> [The records]:
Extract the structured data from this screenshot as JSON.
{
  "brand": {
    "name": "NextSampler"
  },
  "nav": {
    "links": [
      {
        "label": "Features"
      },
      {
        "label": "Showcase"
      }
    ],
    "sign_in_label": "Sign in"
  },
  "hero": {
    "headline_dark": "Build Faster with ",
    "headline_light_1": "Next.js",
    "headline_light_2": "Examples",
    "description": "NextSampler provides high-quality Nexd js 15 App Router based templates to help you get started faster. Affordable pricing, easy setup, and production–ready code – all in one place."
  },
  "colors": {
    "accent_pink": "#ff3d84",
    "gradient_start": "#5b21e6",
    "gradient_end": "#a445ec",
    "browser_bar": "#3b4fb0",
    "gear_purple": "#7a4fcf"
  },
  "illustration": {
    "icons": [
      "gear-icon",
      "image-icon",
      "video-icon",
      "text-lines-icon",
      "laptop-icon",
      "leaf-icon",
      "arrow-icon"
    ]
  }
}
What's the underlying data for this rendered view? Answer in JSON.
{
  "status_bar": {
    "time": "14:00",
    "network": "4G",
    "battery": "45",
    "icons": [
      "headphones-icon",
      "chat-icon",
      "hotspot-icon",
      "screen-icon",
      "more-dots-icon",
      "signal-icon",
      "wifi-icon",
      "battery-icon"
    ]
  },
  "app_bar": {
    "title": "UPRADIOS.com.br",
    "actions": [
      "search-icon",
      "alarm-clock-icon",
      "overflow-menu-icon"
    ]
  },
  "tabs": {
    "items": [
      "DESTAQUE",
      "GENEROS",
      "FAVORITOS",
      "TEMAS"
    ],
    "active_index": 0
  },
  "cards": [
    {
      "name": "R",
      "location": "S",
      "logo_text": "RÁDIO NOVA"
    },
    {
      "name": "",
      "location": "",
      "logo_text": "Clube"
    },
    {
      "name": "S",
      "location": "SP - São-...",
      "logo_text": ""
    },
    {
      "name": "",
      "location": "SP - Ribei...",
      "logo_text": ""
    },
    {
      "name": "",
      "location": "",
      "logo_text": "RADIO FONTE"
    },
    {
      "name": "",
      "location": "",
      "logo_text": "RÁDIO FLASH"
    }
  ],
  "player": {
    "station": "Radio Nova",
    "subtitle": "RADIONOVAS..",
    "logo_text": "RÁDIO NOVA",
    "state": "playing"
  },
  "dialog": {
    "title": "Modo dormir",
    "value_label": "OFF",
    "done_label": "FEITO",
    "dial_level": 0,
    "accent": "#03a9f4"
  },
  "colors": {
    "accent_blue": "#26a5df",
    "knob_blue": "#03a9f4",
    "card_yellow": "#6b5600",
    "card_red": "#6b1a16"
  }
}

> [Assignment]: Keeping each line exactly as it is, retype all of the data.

> [Output below]:
Extract the structured data from this screenshot as JSON.
{
  "brand": {
    "name": "NextSampler"
  },
  "nav": {
    "links": [
      {
        "label": "Features"
      },
      {
        "label": "Showcase"
      }
    ],
    "sign_in_label": "Sign in"
  },
  "hero": {
    "headline_dark": "Build Faster with ",
    "headline_light_1": "Next.js",
    "headline_light_2": "Examples",
    "description": "NextSampler provides high-quality Nexd js 15 App Router based templates to help you get started faster. Affordable pricing, easy setup, and production–ready code – all in one place."
  },
  "colors": {
    "accent_pink": "#ff3d84",
    "gradient_start": "#5b21e6",
    "gradient_end": "#a445ec",
    "browser_bar": "#3b4fb0",
    "gear_purple": "#7a4fcf"
  },
  "illustration": {
    "icons": [
      "gear-icon",
      "image-icon",
      "video-icon",
      "text-lines-icon",
      "laptop-icon",
      "leaf-icon",
      "arrow-icon"
    ]
  }
}
What's the underlying data for this rendered view? Answer in JSON.
{
  "status_bar": {
    "time": "14:00",
    "network": "4G",
    "battery": "45",
    "icons": [
      "headphones-icon",
      "chat-icon",
      "hotspot-icon",
      "screen-icon",
      "more-dots-icon",
      "signal-icon",
      "wifi-icon",
      "battery-icon"
    ]
  },
  "app_bar": {
    "title": "UPRADIOS.com.br",
    "actions": [
      "search-icon",
      "alarm-clock-icon",
      "overflow-menu-icon"
    ]
  },
  "tabs": {
    "items": [
      "DESTAQUE",
      "GENEROS",
      "FAVORITOS",
      "TEMAS"
    ],
    "active_index": 0
  },
  "cards": [
    {
      "name": "R",
      "location": "S",
      "logo_text": "RÁDIO NOVA"
    },
    {
      "name": "",
      "location": "",
      "logo_text": "Clube"
    },
    {
      "name": "S",
      "location": "SP - São-...",
      "logo_text": ""
    },
    {
      "name": "",
      "location": "SP - Ribei...",
      "logo_text": ""
    },
    {
      "name": "",
      "location": "",
      "logo_text": "RADIO FONTE"
    },
    {
      "name": "",
      "location": "",
      "logo_text": "RÁDIO FLASH"
    }
  ],
  "player": {
    "station": "Radio Nova",
    "subtitle": "RADIONOVAS..",
    "logo_text": "RÁDIO NOVA",
    "state": "playing"
  },
  "dialog": {
    "title": "Modo dormir",
    "value_label": "OFF",
    "done_label": "FEITO",
    "dial_level": 0,
    "accent": "#03a9f4"
  },
  "colors": {
    "accent_blue": "#26a5df",
    "knob_blue": "#03a9f4",
    "card_yellow": "#6b5600",
    "card_red": "#6b1a16"
  }
}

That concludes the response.